And for the last five years, Diane has implanted CFDA’s Health Initiative. She says “We do impact the lives of women and we can set a strong example of a well balanced life on our runways” (Whitworth). But as much as she does there are still victims of these eating disorders. Crystal Renn, is a plus-size supermodel that wrote the book Hungry, which was about the early experiences she had as a model. Even when she had been revealing her skin and bones and her hips were even “jutting out at sharp angles and her face gaunt,” her agent advised to her that it would be in her best interest to lose more weight (Whitworth).
Which leads people to eating disorders and obsessive-compulsive workout routines (Whitworth). Even other models have given in to eating cotton wool or tissue paper to feel full and not to absorb calories. The fact that the fashion industry belief is emphasizing being thin is just ridiculous, unacceptable, and unrealistic. And there are numerous ways to stop this; The Council of Fashion Designers of America has created the CFDA Initiative (Evea).
The CFDA have ideas of immediately consulting a model that could be identified of having an eating disorder and they won’t be able to actual work until they seek professional help. Another way the CFDA is trying to contribute to the modeling industry is supplying healthy food during photo shoots and runway shows and educating both models and the rest of the industry on eating disorders” (Evea). In conclusion, I feel that the modeling industry has a lot to work on in helping women around the world feel comfortable in their own skin.
They can do this by promoting curvier women in popular advertisements, encouraging their models to eat regularly and not have certain restrictions having to do with height and weight that prevent healthy beautiful women from being able to model in today’s industry. Everyone should feel like they’re beautiful, no matter their shape, size, or race. The modeling industry can have a positive effect on women if they made these changes. Bibliography 1. Evea, Juliet. “The Effects of the Fashion Industry on Eating Disorders. ” fashionspirations. com. 7 April 2010. 20 November 2012.

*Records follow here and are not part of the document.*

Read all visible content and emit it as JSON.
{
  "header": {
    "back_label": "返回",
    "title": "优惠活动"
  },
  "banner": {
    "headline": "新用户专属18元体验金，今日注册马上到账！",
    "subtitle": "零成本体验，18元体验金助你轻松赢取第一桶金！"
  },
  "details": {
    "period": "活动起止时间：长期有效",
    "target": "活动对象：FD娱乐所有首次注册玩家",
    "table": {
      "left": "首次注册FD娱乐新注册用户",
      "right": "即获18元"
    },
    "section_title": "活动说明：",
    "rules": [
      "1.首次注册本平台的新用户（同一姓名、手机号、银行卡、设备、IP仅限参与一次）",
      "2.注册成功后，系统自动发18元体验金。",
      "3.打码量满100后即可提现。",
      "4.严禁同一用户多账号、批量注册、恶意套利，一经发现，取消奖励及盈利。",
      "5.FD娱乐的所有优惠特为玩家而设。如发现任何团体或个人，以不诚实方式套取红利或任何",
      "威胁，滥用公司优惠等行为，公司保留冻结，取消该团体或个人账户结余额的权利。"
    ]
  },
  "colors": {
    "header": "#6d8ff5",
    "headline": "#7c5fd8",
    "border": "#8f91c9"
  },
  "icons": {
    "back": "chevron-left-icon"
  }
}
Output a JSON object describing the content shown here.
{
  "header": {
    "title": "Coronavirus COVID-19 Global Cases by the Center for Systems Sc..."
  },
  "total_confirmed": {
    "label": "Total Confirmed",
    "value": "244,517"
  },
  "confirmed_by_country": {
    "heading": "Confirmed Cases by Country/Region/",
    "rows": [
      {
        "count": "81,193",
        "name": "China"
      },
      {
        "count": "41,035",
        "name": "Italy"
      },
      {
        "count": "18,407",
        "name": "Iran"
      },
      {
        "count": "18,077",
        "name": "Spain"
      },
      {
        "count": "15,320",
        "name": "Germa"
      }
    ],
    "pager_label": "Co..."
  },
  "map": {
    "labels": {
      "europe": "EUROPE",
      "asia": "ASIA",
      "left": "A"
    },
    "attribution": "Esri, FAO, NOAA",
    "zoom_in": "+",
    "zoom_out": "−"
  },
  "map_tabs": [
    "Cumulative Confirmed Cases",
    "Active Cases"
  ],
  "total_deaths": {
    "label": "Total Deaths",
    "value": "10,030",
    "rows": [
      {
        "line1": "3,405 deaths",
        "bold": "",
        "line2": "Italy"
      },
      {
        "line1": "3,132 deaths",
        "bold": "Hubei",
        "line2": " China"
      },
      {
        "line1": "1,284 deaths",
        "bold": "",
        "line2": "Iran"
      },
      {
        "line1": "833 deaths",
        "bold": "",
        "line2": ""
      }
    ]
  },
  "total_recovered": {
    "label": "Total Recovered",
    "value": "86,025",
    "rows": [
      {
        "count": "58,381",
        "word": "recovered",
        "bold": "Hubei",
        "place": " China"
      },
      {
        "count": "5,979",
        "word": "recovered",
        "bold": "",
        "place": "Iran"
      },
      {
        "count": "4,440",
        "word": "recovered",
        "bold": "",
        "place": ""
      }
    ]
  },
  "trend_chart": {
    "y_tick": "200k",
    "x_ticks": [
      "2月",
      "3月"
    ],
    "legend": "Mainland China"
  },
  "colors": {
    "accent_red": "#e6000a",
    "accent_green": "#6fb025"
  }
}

Web. 2. Mcgee, Jasmine. “Unrealistic Body Image In the Fashion Industry. ” Voices. yahoo. com. 16 April 2010. 3 December 2012. Web. 3. Pearson, Catherine. “Fashion And Eating Disorders: How Much Responsibility Does Industry Have? ” Huffingtonpost. com. 13 September 2011. 20 November 2012. Web. 4. Whitworth, Melissa. “Model health guidelines for New York Fashion Week released by the CFDA. ” Fashion. telgraph. co. uk. 27 January 2012. 1 December 2012. 5. Zieger, S. “The Media Affects a Teen Body Image. ” Teens. lovetoknow. com. 14 March 2011. 4 December 2012. Web.